*** Opening Provided data ***

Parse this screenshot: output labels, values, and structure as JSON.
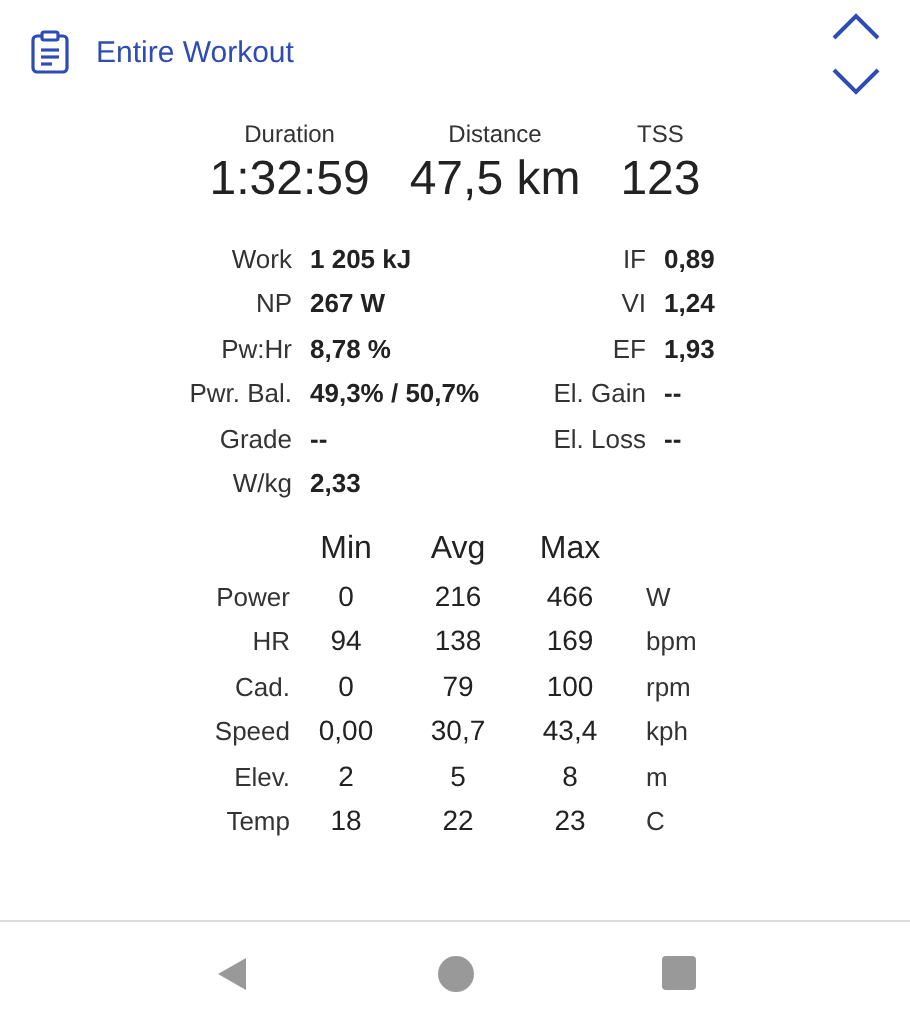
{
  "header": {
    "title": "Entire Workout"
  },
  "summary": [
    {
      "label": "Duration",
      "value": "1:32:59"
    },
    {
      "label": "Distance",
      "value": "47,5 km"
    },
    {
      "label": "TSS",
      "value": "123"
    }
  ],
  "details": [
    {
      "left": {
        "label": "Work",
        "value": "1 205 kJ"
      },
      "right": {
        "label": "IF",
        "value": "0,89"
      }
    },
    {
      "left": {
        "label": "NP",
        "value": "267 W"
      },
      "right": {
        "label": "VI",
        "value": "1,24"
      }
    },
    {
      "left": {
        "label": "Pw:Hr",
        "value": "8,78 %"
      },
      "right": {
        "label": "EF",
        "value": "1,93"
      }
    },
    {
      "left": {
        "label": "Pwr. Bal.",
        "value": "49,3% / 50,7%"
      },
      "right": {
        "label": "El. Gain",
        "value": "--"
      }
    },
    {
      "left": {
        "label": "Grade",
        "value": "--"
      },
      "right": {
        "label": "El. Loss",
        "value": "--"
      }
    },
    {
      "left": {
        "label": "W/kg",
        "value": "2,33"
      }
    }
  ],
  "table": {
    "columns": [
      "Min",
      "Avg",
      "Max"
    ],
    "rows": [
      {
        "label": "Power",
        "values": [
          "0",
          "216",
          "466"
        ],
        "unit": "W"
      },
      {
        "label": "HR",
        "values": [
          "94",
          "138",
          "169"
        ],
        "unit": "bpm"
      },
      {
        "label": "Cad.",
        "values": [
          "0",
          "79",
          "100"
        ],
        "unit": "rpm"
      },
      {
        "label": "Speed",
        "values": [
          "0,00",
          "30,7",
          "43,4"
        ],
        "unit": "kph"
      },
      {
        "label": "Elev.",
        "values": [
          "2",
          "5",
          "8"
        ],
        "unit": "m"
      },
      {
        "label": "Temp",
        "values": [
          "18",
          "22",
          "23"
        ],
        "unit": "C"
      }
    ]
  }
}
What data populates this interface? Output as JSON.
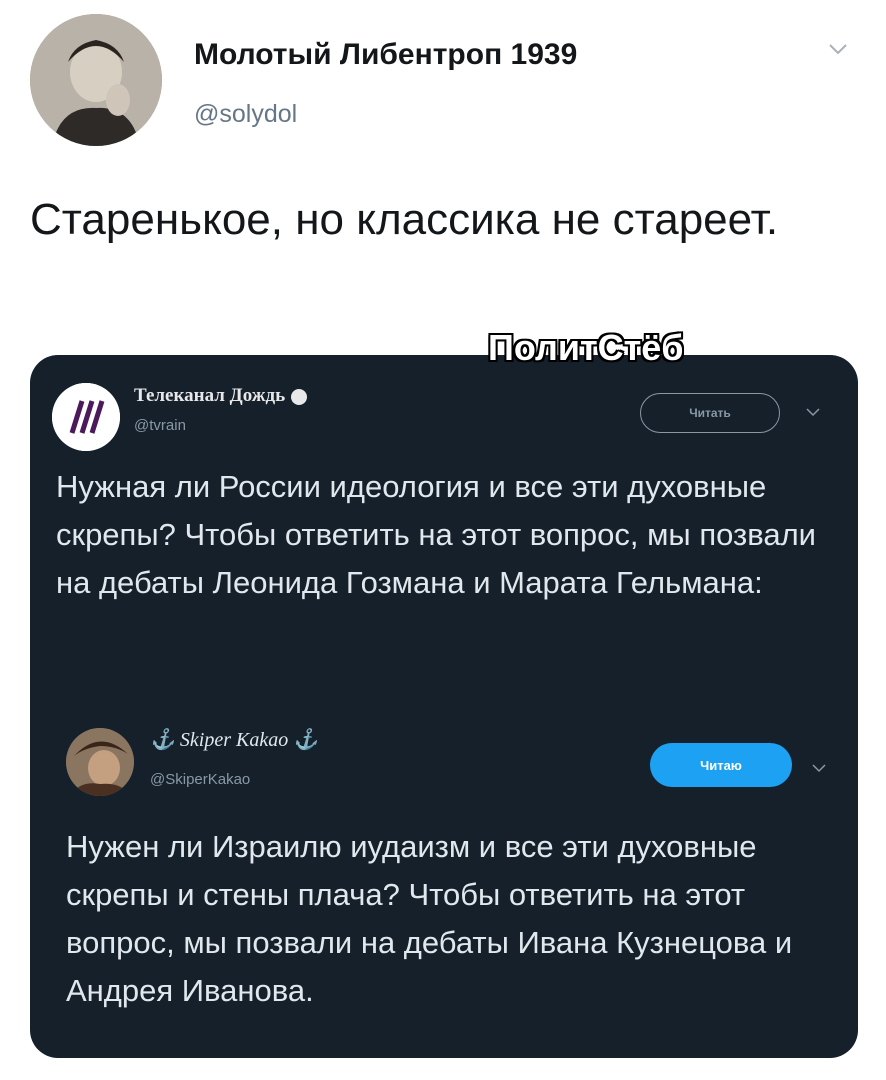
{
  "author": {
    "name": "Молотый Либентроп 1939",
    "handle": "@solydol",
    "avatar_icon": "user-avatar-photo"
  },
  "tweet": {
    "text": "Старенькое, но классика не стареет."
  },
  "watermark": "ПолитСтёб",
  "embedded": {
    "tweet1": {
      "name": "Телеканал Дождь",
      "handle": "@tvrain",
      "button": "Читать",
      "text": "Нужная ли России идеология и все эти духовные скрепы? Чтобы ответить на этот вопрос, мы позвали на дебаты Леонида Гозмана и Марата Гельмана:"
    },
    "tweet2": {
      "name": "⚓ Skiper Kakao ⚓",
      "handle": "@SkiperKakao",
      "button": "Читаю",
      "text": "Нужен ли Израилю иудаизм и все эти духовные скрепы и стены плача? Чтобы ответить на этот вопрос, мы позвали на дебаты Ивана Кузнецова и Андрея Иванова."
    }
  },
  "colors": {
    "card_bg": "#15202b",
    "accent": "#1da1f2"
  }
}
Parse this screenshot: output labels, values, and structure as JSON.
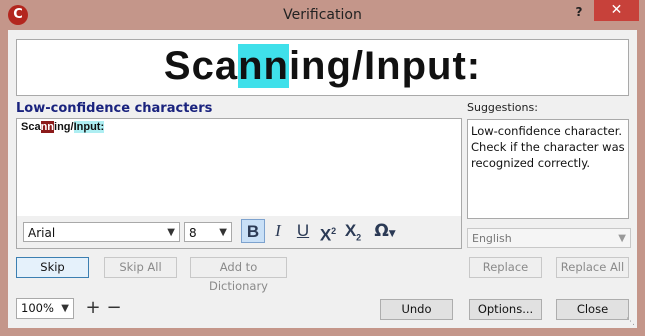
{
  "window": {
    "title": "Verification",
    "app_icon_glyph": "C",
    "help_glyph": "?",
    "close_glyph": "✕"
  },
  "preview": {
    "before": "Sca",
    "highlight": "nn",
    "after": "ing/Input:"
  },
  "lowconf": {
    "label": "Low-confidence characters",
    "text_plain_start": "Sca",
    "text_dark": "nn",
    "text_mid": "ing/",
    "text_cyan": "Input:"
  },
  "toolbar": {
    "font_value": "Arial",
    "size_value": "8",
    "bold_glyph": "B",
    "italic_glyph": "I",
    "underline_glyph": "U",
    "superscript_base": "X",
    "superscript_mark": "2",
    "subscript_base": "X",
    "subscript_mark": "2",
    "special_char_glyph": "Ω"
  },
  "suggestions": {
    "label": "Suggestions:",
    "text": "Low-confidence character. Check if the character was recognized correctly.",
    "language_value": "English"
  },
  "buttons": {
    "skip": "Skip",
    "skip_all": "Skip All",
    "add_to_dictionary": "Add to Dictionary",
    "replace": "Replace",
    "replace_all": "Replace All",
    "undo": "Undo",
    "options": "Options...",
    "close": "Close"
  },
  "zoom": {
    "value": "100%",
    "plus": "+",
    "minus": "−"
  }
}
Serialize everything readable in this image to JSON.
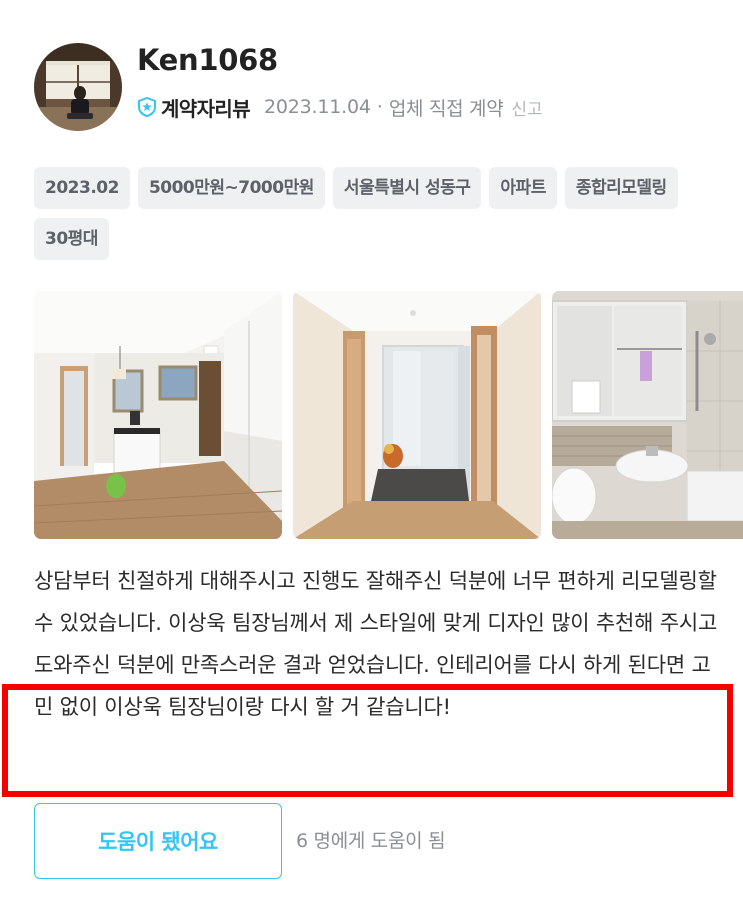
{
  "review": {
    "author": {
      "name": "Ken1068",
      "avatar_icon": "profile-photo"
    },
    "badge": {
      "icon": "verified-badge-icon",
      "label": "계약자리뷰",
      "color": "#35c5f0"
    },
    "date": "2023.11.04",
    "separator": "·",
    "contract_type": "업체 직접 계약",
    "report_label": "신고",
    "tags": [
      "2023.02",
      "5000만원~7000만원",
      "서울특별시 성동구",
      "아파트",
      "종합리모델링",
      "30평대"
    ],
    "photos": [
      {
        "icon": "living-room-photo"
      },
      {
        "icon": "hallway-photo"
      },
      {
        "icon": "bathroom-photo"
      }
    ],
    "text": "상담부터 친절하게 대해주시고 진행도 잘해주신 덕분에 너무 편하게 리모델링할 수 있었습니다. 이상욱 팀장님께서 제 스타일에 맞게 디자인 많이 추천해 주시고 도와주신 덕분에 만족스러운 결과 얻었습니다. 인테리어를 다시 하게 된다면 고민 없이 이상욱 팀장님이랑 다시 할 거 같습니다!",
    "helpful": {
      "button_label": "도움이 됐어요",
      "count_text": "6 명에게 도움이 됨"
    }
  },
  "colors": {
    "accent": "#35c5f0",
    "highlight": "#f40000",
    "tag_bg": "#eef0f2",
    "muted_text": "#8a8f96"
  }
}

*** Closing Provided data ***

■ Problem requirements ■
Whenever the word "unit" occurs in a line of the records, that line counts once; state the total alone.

■ Completed task ■
6